Data about app and page elements
= Beginning of Section =
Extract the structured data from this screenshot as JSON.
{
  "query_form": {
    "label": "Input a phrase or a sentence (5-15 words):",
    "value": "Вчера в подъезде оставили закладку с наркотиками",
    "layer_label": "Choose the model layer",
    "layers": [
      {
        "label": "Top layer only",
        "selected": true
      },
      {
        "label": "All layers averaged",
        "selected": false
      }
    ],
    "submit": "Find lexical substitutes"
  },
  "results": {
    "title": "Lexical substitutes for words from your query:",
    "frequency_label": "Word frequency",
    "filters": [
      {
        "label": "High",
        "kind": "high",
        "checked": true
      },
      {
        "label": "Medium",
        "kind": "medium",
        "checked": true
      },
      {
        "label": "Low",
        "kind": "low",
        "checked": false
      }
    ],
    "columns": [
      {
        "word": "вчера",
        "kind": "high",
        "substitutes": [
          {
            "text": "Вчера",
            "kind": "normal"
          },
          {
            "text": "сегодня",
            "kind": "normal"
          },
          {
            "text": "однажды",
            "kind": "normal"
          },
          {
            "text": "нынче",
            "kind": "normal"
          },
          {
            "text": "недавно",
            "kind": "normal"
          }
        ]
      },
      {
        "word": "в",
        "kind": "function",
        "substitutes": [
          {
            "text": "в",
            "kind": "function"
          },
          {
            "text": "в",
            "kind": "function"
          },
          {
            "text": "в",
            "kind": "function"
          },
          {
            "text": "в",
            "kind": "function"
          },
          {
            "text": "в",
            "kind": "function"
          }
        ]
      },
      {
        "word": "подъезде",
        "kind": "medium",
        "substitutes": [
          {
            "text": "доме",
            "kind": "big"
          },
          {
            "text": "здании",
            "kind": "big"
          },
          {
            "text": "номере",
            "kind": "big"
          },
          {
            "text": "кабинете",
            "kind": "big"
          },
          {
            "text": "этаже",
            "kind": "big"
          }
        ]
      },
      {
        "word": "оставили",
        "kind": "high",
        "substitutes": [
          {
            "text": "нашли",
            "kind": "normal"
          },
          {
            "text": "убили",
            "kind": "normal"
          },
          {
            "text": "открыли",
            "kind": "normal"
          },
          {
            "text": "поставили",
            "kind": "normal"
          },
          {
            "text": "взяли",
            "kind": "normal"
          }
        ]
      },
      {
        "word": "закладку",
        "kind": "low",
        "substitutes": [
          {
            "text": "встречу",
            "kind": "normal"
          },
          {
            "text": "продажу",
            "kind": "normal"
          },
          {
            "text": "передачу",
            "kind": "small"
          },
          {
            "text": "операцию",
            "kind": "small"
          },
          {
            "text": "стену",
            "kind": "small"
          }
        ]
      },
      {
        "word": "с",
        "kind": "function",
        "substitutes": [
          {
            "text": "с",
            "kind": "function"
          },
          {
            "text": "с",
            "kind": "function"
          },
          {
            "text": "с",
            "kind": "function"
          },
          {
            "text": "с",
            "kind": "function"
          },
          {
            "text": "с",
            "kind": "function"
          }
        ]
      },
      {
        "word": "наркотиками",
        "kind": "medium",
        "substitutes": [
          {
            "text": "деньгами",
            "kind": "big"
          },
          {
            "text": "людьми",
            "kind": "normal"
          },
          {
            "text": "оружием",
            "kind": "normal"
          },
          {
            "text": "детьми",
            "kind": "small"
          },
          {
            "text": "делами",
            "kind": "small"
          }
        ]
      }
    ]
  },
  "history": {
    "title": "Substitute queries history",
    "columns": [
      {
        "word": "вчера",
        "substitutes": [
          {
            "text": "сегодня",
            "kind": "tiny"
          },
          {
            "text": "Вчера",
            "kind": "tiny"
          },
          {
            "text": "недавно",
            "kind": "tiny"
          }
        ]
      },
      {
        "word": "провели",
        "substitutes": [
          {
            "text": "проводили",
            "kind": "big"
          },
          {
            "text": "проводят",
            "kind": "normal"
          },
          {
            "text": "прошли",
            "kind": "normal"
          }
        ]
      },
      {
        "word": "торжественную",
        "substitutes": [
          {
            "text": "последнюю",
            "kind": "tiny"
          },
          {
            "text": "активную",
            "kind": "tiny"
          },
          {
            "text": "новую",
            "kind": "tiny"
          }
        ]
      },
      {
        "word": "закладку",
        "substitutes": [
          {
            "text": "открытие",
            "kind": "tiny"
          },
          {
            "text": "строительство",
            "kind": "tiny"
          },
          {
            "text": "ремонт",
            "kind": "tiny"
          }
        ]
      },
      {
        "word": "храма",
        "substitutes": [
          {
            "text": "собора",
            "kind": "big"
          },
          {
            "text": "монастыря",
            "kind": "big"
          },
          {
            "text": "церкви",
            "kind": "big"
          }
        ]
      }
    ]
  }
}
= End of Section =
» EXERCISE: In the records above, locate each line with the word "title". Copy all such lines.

» OUTPUT:
    "title": "Lexical substitutes for words from your query:",
    "title": "Substitute queries history",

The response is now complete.